> Alpha unstable repo at the time of the Wheezy release. It would not
> have any security support but would provide a reasonably up-to-date (as
> far as Debian goes) and comprehensive build of packages for the Alpha.
Would *love* to see this, because restoring my current system from
scratch is too unpleasant to contemplate presently.
> That brings us to another issue, that of an installer. The current
> debian-installer fails to build on Alpha and needs some serious work if
> such a CD is to be of any use. I am not planning to work on the Debian
> installer --- there are plenty of other things to do. I will work on
> aboot to bring it some new features but that is it. Someone else will
> have to step up and do the installer.
In spite of running sid, my Alpha is a major component of my infrastructure.
Even with a known good installer, I wouldn't willingly trash a working
system by installing from scratch. I acknowledge the possibility of
using "debootstrap" to do the work on a spare partition, but would need
to round up some more SCSI storage to have a spare partition. Fortunately
(?) for us, I may have some extra storage available in another month or so.
My primary x86 system is SCSI-based, and will be retired soon when I replace
it with an i7-2600S box: the old system has two 18 GB spindles I could put
in an external enclosure and attach to the PWS 433au QLogic controller.
All that being said, I *didn't* say I would do the installer... I *would*
be able to test it, at least.
>  Well, as installable as unstable ever is, that is, while Gnome 3 was
> installable a few days ago, that may or may not be the case now.
Moving targets are generally harder to hit :-).
>  Provided that you do not use pulseaudio. If pulseaudio is running
> with a newer kernel then iceweasel will crash and will be unuseable.
This is that #$%@! pulseaudio mutex bug we can't seem to get anyone to
fix. There *is* a documented workaround: see Debian bug #649641.
Unfortunately, this *does* require building the pulseaudio package from
Got a new bug I need to file against the "radvd" package: the "radvd"
process ID stored in /var/run/radvd/pid is the predecessor of two child
processes that get spawned (and detach: ppid == 1). Thus, init level
changes don't work correctly as far as locating running radvd processes,
among other anomalies. I run the "gw6c" IPv6 client, which spawns

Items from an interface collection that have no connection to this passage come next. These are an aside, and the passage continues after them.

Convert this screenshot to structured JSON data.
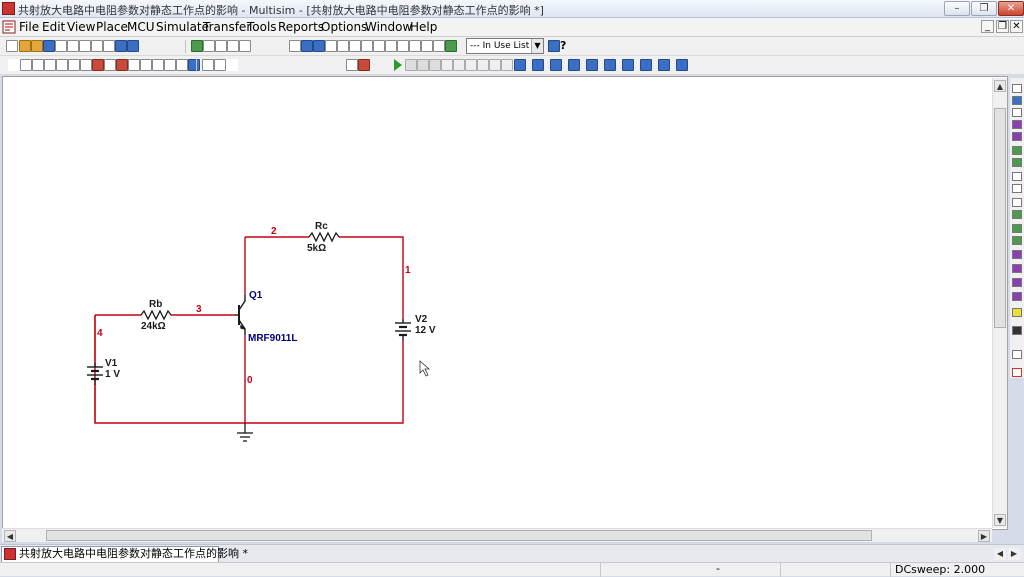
{
  "window": {
    "title": "共射放大电路中电阻参数对静态工作点的影响 - Multisim - [共射放大电路中电阻参数对静态工作点的影响 *]"
  },
  "menu": {
    "items": [
      "File",
      "Edit",
      "View",
      "Place",
      "MCU",
      "Simulate",
      "Transfer",
      "Tools",
      "Reports",
      "Options",
      "Window",
      "Help"
    ]
  },
  "toolbar": {
    "in_use_list": "--- In Use List ---"
  },
  "schematic": {
    "components": {
      "rb": {
        "ref": "Rb",
        "value": "24kΩ"
      },
      "rc": {
        "ref": "Rc",
        "value": "5kΩ"
      },
      "q1": {
        "ref": "Q1",
        "model": "MRF9011L"
      },
      "v1": {
        "ref": "V1",
        "value": "1 V"
      },
      "v2": {
        "ref": "V2",
        "value": "12 V"
      }
    },
    "nets": {
      "n0": "0",
      "n1": "1",
      "n2": "2",
      "n3": "3",
      "n4": "4"
    }
  },
  "tabs": [
    {
      "label": "共射放大电路中电阻参数对静态工作点的影响 *"
    }
  ],
  "status": {
    "text": "DCsweep: 2.000",
    "divider": "-"
  },
  "colors": {
    "wire": "#c80014",
    "component": "#1a1a1a",
    "label": "#000080",
    "net": "#c80014"
  }
}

"radvd" as part of its startup routine. When the IPv6 tunnel collapses
and "gw6c" reopens it, two more running instances of "radvd" appear
because of the broken pidfile <--> running instance(s) relationship.